**INPUT**
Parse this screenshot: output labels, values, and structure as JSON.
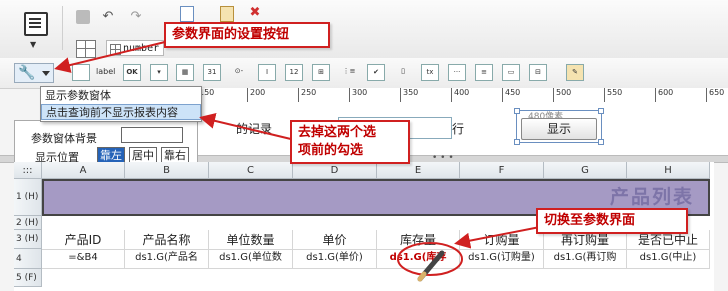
{
  "toolbar": {
    "number_control": "number"
  },
  "menu": {
    "items": [
      "显示参数窗体",
      "点击查询前不显示报表内容"
    ]
  },
  "settings_panel": {
    "bg_label": "参数窗体背景",
    "position_label": "显示位置",
    "position_options": [
      "靠左",
      "居中",
      "靠右"
    ],
    "selected_position": "靠左"
  },
  "ruler": {
    "ticks": [
      "150",
      "200",
      "250",
      "300",
      "350",
      "400",
      "450",
      "500",
      "550",
      "600",
      "650"
    ]
  },
  "param_canvas": {
    "record_text": "的记录",
    "row_text": "行",
    "size_tip": "480像素",
    "show_button": "显示"
  },
  "grid": {
    "columns": [
      "A",
      "B",
      "C",
      "D",
      "E",
      "F",
      "G",
      "H"
    ],
    "rows": [
      "1 (H)",
      "2 (H)",
      "3 (H)",
      "4",
      "5 (F)"
    ],
    "title": "产品列表",
    "headers": [
      "产品ID",
      "产品名称",
      "单位数量",
      "单价",
      "库存量",
      "订购量",
      "再订购量",
      "是否已中止"
    ],
    "data": [
      "=&B4",
      "ds1.G(产品名",
      "ds1.G(单位数",
      "ds1.G(单价)",
      "ds1.G(库存",
      "ds1.G(订购量)",
      "ds1.G(再订购",
      "ds1.G(中止)"
    ]
  },
  "annotations": {
    "settings": "参数界面的设置按钮",
    "uncheck": "去掉这两个选\n项前的勾选",
    "switch": "切换至参数界面"
  },
  "colors": {
    "callout": "#d02020",
    "title_band": "#a59ac4"
  }
}
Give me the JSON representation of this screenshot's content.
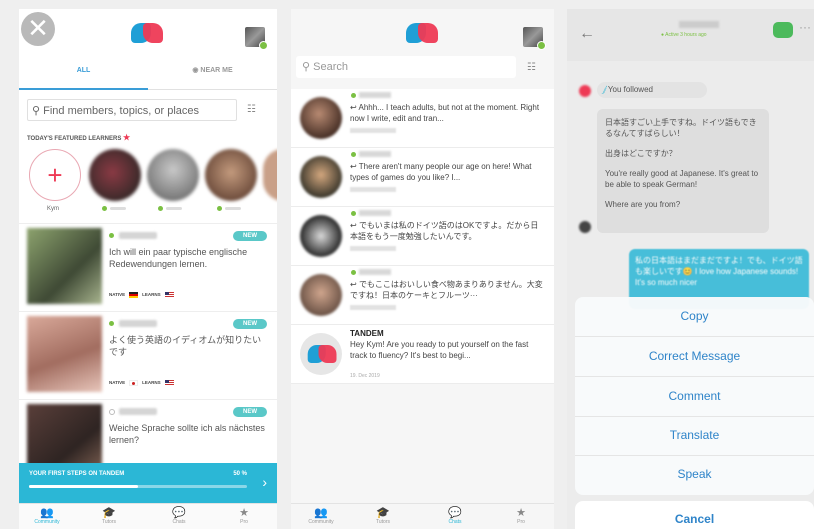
{
  "screen1": {
    "tabs": [
      "ALL",
      "NEAR ME"
    ],
    "search_placeholder": "Find members, topics, or places",
    "featured_title": "TODAY'S FEATURED LEARNERS",
    "add_label": "Kym",
    "members": [
      {
        "badge": "NEW",
        "message": "Ich will ein paar typische englische Redewendungen lernen.",
        "native_label": "NATIVE",
        "learns_label": "LEARNS",
        "native_flag": "de",
        "learns_flag": "us"
      },
      {
        "badge": "NEW",
        "message": "よく使う英語のイディオムが知りたいです",
        "native_label": "NATIVE",
        "learns_label": "LEARNS",
        "native_flag": "jp",
        "learns_flag": "us"
      },
      {
        "badge": "NEW",
        "message": "Weiche Sprache sollte ich als nächstes lernen?"
      }
    ],
    "steps": {
      "title": "YOUR FIRST STEPS ON TANDEM",
      "percent_label": "50 %",
      "progress": 0.5
    },
    "tabbar": [
      {
        "label": "Community",
        "icon": "community-icon"
      },
      {
        "label": "Tutors",
        "icon": "graduation-cap-icon"
      },
      {
        "label": "Chats",
        "icon": "chat-bubble-icon"
      },
      {
        "label": "Pro",
        "icon": "star-icon"
      }
    ]
  },
  "screen2": {
    "search_placeholder": "Search",
    "chats": [
      {
        "message": "Ahhh... I teach adults, but not at the moment. Right now I write, edit and tran..."
      },
      {
        "message": "There aren't many people our age on here! What types of games do you like? I..."
      },
      {
        "message": "でもいまは私のドイツ語のはOKですよ。だから日本語をもう一度勉強したいんです。"
      },
      {
        "message": "でもここはおいしい食べ物あまりありません。大変ですね！日本のケーキとフルーツ···"
      },
      {
        "name": "TANDEM",
        "message": "Hey Kym! Are you ready to put yourself on the fast track to fluency? It's best to begi...",
        "time": "19. Dec 2019"
      }
    ],
    "tabbar": [
      {
        "label": "Community",
        "icon": "community-icon"
      },
      {
        "label": "Tutors",
        "icon": "graduation-cap-icon"
      },
      {
        "label": "Chats",
        "icon": "chat-bubble-icon"
      },
      {
        "label": "Pro",
        "icon": "star-icon"
      }
    ]
  },
  "screen3": {
    "status": "● Active 3 hours ago",
    "followed_text": "You followed",
    "received_lines": [
      "日本語すごい上手ですね。ドイツ語もできるなんてすばらしい！",
      "出身はどこですか？",
      "You're really good at Japanese. It's great to be able to speak German!",
      "Where are you from?"
    ],
    "sent_text": "私の日本語はまだまだですよ！でも、ドイツ語も楽しいです😊 I love how Japanese sounds! It's so much nicer",
    "actions": [
      "Copy",
      "Correct Message",
      "Comment",
      "Translate",
      "Speak"
    ],
    "cancel_label": "Cancel"
  },
  "colors": {
    "accent": "#2bb7d6",
    "brand_red": "#ee3a55",
    "brand_blue": "#1f9fd6",
    "online": "#7bc043",
    "action_text": "#2f84c9"
  }
}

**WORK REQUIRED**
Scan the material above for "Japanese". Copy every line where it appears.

**RESPONSE TO THE TASK**
      "You're really good at Japanese. It's great to be able to speak German!",
    "sent_text": "私の日本語はまだまだですよ！でも、ドイツ語も楽しいです😊 I love how Japanese sounds! It's so much nicer",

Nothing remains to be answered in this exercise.